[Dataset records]
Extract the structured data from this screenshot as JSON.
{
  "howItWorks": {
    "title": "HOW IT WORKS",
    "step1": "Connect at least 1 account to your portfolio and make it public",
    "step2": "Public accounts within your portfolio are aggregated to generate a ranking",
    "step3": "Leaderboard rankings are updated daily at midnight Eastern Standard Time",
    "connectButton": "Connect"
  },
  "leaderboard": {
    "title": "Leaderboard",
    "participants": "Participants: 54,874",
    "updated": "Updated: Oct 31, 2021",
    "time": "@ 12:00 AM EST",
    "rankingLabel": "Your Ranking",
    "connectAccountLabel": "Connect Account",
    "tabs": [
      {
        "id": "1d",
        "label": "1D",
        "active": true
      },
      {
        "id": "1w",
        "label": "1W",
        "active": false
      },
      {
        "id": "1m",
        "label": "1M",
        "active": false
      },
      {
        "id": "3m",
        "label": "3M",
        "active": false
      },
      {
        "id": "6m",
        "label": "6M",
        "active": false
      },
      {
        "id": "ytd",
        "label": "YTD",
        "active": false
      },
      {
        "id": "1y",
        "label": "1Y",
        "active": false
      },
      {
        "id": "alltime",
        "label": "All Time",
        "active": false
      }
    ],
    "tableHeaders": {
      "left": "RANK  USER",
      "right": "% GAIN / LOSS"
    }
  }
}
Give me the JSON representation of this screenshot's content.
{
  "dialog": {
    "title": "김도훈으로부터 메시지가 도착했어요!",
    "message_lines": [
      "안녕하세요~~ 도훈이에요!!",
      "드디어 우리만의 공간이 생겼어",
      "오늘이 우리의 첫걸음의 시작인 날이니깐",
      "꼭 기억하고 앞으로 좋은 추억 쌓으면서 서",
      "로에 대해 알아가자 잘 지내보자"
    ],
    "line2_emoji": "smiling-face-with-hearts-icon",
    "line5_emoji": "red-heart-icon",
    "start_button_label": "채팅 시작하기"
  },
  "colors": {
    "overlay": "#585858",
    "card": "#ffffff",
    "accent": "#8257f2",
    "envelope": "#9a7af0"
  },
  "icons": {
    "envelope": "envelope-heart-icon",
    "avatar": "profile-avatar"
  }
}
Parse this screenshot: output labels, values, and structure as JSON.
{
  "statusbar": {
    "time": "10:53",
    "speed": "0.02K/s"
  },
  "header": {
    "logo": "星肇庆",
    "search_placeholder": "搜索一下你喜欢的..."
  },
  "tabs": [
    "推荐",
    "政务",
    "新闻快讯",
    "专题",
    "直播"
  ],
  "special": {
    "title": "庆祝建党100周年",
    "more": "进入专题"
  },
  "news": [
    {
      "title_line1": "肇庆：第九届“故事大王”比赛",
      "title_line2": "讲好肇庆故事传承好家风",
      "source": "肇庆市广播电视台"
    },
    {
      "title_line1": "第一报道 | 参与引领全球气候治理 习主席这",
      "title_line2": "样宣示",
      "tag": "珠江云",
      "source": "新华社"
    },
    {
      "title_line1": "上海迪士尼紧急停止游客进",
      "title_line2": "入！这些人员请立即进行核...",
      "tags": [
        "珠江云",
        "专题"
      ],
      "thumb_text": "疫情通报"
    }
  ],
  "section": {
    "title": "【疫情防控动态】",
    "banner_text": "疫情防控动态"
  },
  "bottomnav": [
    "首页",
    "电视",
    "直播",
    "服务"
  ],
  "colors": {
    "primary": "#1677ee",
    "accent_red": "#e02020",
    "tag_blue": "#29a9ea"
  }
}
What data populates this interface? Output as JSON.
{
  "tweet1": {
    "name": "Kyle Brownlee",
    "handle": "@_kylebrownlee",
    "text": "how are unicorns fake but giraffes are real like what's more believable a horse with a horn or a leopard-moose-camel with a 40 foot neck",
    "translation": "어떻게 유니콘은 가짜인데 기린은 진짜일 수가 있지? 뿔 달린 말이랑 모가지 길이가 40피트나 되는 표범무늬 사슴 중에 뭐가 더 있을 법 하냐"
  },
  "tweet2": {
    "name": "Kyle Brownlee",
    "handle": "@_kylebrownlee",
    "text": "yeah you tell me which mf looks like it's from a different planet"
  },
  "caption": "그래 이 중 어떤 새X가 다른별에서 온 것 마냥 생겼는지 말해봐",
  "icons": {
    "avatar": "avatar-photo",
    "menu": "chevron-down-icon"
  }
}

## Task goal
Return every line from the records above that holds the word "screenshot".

## Result below
Extract the structured data from this screenshot as JSON.
Give me the JSON representation of this screenshot's content.
Parse this screenshot: output labels, values, and structure as JSON.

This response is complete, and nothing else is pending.